“If a goalie was injured and had to leave the game, I would have had to grab my gear and get dressed. If the team’s other goalie was hurt, I would be ready and there wouldn’t be a delay in the game,” Hawayek says. In the unlikely event he had to play in an actual game, he would have signed a one-day pro contract.

Hawayek has had a love of hockey as far back as he can remember.

“I was in a learn-to-skate program at age 3 or 4. It’s been my passion my entire life,” says Hawayek, who started playing goalie at age 8.

He and his siblings have spent a good deal of their lives at ice rinks. 

His sister, Kaitlin, is an internationally-known ice dancer. She and her skating partner, Jean-Luc Baker, captured a gold medal at the 2014 World Junior Championships, won the Four Continents championship as well as the NHK Trophy in 2018, and are three-time bronze medalists at the U.S. Nationals.

His younger brother, Nathan, played hockey through high school and is a student at Penn State University.

After several years of youth hockey, Hawayek played at St. Francis High School in Athol Springs, N.Y., graduating in 2012.

After high school, he spent a year playing for the Belle Tire Hockey Club, a Tier I elite league squad in Detroit, competing against teams from around the country.

From there, it was on to SUNY Geneseo, where he earned his bachelor of science degree in biology in 2017. While at Geneseo, he began contemplating medical school. 

“I came into medical school thinking about a primary care sports medicine career,” says Hawayek, a 2021 inductee into UB's chapter of the national medical honor society Alpha Omega Alpha. “I had personal experience with it from injuries playing hockey.”

He had shadowed as an undergraduate and enjoyed it. Upon entering the Jacobs School, he was encouraged to shadow in orthopaedics.

“As soon as I started shadowing, I knew that was 100 percent what I wanted to do. Orthopaedics ties in much of what I like about primary care sports medicine, but it also has the operating room aspect to it,” says Hawayek, who matched to the orthopaedic residency program at UB. “I really love that setting and working with my hands every day.”

“Something else I love about orthopaedics is that you have this immediate tangible effect on the quality of life of the patients you treat. They are very thankful, and it’s amazing to see what a positive effect you can have on their life right away,” he adds.

He knows the possibilities are varied in his chosen field.

“With orthopaedics, all the subspecialties are so diverse. You can do sports medicine, but you can also do trauma,” Hawayek says. “Patients come to you with really acute injuries and you get to help them. The various subspecialties that orthopaedics has to offer and the diversity of the patient population you get to help is something that definitely drew me to it.”
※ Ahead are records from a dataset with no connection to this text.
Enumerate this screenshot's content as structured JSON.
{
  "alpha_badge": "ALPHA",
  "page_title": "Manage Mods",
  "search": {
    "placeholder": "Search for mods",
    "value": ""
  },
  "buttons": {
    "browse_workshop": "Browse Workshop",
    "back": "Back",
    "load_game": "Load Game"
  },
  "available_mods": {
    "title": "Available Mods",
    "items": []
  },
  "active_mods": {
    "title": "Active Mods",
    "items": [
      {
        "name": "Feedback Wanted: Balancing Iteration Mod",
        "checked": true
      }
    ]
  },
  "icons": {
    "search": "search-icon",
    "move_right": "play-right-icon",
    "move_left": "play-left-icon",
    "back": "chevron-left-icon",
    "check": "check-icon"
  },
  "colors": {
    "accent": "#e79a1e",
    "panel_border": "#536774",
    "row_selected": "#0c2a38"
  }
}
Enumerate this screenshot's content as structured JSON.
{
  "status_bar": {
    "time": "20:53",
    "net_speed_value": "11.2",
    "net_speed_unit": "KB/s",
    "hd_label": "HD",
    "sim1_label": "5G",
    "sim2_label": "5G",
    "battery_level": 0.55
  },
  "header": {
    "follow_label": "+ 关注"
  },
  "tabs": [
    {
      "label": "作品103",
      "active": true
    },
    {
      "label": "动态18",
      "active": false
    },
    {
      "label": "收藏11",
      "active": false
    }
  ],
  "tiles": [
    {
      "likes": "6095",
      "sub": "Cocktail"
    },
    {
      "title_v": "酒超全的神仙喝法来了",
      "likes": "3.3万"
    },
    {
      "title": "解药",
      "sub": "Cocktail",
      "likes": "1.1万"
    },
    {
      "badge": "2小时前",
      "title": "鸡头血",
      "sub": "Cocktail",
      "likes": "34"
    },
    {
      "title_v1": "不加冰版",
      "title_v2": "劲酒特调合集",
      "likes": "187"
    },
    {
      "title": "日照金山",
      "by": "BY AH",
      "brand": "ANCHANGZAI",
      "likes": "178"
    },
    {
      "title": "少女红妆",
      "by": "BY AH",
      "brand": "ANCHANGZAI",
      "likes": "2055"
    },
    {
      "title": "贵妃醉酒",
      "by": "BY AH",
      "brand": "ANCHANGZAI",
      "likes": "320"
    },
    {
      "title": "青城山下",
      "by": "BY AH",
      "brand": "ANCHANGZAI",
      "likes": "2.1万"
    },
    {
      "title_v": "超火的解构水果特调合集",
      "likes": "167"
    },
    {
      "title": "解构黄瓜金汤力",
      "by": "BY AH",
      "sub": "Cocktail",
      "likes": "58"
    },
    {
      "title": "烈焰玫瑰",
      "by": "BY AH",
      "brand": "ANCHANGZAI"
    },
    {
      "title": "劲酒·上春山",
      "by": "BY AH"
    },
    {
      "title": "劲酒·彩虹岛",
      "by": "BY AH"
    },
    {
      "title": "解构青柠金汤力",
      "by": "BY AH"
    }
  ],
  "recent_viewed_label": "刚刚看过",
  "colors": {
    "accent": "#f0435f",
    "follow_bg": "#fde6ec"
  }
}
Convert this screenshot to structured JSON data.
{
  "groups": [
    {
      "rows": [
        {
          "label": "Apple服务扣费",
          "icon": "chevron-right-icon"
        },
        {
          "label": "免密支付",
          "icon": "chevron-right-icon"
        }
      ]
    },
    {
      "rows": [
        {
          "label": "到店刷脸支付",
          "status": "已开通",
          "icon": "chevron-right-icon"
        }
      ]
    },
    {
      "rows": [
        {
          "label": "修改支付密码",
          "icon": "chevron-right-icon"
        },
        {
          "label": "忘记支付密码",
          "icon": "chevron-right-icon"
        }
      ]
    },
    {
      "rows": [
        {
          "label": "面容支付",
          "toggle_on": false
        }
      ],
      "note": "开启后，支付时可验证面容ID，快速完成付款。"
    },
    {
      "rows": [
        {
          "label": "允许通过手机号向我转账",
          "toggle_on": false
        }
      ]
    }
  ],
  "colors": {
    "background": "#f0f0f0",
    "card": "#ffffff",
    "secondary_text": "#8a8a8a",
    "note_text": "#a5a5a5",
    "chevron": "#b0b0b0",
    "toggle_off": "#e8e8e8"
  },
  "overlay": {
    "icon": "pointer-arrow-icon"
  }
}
“Regardless of which subspecialty I go into, I definitely want to stay in a setting where I’m able to work with residents. Staying in academics is something that’s really important to me,” he adds.

Hawayek knows he picked the right specialty, the right medical school, and the right city.

“It’s been awesome. I was extremely excited to be able to come back for medical school in Buffalo. Buffalo has changed a lot from even when I was in high school. It’s great to see the renaissance the city is going through,” Hawayek says. “It’s also nice to be able to start giving back and serving the patient population where I grew up and in a place that’s really close to my heart. I don’t think if I had the option to go back and do it again, that I’d choose any differently.”